» WHAT TO WORK ON: Using the data beneath, show every line that includes the word "this".

===== SOURCE RECORDS

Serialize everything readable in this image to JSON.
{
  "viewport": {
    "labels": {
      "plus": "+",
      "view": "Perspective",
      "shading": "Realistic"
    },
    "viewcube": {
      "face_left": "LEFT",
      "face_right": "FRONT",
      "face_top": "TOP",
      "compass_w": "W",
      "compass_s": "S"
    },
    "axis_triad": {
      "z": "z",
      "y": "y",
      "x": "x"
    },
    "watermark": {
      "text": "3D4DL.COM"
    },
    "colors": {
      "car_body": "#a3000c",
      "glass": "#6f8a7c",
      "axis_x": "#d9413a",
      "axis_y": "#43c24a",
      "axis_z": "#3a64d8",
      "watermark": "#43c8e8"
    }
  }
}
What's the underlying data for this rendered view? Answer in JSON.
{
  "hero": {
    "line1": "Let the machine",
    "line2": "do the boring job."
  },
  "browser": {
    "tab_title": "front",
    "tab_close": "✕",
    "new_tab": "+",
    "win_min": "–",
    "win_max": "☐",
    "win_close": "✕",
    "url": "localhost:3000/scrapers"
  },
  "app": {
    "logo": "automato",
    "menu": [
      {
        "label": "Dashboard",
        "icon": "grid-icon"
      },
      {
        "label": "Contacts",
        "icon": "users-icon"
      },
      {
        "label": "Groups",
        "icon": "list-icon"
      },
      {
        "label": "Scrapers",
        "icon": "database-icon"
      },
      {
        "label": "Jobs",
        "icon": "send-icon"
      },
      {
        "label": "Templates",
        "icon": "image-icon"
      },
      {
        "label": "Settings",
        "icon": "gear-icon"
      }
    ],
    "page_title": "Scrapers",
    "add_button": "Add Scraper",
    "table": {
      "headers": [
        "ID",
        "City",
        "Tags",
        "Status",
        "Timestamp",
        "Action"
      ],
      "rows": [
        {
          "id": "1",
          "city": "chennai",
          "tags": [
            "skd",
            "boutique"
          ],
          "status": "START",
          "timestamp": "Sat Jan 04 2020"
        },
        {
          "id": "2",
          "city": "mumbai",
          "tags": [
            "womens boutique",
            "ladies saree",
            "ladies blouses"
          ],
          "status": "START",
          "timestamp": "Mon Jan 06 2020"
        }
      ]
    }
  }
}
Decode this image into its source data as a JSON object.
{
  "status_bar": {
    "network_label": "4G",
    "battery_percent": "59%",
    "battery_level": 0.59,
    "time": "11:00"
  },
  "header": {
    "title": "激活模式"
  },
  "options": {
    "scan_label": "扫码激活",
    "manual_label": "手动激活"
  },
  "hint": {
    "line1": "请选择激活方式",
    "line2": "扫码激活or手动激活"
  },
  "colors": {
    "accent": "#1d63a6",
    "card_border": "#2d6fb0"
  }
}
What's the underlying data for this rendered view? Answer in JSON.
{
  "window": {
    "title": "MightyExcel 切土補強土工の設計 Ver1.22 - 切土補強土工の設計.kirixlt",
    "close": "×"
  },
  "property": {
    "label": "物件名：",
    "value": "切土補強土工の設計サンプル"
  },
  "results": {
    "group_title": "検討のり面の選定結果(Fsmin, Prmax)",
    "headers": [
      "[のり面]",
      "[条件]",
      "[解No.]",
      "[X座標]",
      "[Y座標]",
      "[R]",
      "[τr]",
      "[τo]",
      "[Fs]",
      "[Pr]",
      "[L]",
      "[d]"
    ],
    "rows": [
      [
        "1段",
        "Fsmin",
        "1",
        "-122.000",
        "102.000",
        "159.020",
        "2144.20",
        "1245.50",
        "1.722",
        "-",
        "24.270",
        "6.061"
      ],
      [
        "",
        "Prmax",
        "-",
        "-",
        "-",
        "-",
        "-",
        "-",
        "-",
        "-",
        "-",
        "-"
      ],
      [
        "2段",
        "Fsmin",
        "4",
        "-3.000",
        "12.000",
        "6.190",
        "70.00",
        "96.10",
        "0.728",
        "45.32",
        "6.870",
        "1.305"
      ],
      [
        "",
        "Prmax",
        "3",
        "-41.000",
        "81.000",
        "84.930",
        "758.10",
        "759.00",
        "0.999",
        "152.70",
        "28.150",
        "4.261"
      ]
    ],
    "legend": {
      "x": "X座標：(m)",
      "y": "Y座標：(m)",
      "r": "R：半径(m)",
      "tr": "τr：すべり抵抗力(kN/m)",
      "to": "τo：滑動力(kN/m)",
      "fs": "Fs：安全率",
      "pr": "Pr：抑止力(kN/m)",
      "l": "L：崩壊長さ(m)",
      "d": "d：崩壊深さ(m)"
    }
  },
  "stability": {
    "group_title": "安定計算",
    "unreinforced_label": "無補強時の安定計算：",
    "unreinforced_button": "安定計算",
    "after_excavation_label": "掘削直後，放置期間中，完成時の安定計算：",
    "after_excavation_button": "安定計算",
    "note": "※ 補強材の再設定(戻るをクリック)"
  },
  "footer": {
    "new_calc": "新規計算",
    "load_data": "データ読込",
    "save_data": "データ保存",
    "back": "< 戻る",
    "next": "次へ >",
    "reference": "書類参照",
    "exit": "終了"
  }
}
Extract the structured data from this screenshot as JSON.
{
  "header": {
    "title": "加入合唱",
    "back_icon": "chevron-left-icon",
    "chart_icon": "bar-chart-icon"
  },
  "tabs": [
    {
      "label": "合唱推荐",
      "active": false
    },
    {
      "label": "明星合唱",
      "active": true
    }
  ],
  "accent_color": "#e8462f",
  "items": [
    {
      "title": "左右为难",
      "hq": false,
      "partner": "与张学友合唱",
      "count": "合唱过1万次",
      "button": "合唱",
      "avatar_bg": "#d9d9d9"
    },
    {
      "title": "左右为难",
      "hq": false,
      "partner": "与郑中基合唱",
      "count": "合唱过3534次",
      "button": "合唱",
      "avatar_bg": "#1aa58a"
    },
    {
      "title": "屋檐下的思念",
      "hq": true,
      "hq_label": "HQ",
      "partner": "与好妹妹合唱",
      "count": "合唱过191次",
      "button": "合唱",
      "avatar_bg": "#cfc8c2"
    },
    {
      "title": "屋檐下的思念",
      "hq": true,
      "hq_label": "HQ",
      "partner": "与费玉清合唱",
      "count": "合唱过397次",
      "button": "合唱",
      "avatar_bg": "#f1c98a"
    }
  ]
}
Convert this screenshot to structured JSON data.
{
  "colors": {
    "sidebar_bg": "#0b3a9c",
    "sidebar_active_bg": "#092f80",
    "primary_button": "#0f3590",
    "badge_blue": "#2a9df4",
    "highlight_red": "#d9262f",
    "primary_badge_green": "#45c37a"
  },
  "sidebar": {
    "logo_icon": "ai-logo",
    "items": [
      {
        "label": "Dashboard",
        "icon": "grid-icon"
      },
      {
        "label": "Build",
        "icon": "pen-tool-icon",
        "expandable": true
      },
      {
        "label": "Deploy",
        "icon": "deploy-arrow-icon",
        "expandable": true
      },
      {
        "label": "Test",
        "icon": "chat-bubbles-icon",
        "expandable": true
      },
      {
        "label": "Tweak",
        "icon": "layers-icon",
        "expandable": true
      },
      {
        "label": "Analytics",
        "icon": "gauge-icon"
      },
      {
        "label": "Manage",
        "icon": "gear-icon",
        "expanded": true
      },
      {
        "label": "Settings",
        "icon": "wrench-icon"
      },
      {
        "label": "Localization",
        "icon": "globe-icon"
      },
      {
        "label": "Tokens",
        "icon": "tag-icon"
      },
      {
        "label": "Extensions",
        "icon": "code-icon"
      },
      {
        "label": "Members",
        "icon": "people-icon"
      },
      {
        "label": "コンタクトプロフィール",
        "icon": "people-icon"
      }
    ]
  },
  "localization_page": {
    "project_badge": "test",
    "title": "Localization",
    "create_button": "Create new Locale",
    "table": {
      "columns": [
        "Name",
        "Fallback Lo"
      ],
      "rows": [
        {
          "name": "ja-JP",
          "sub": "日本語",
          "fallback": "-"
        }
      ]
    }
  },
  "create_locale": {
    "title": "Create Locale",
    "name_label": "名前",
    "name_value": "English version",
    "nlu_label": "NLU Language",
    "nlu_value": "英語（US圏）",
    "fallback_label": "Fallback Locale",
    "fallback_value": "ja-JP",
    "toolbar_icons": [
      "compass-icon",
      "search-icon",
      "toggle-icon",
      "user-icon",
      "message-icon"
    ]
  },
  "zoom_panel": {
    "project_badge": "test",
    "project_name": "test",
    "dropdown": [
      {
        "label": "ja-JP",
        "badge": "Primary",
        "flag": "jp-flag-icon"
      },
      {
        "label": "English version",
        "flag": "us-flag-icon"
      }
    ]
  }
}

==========

» EXERCISE SOLUTION:
Serialize everything readable in this image to JSON.
What's the underlying data for this rendered view? Answer in JSON.
Decode this image into its source data as a JSON object.
What's the underlying data for this rendered view? Answer in JSON.
Extract the structured data from this screenshot as JSON.
Convert this screenshot to structured JSON data.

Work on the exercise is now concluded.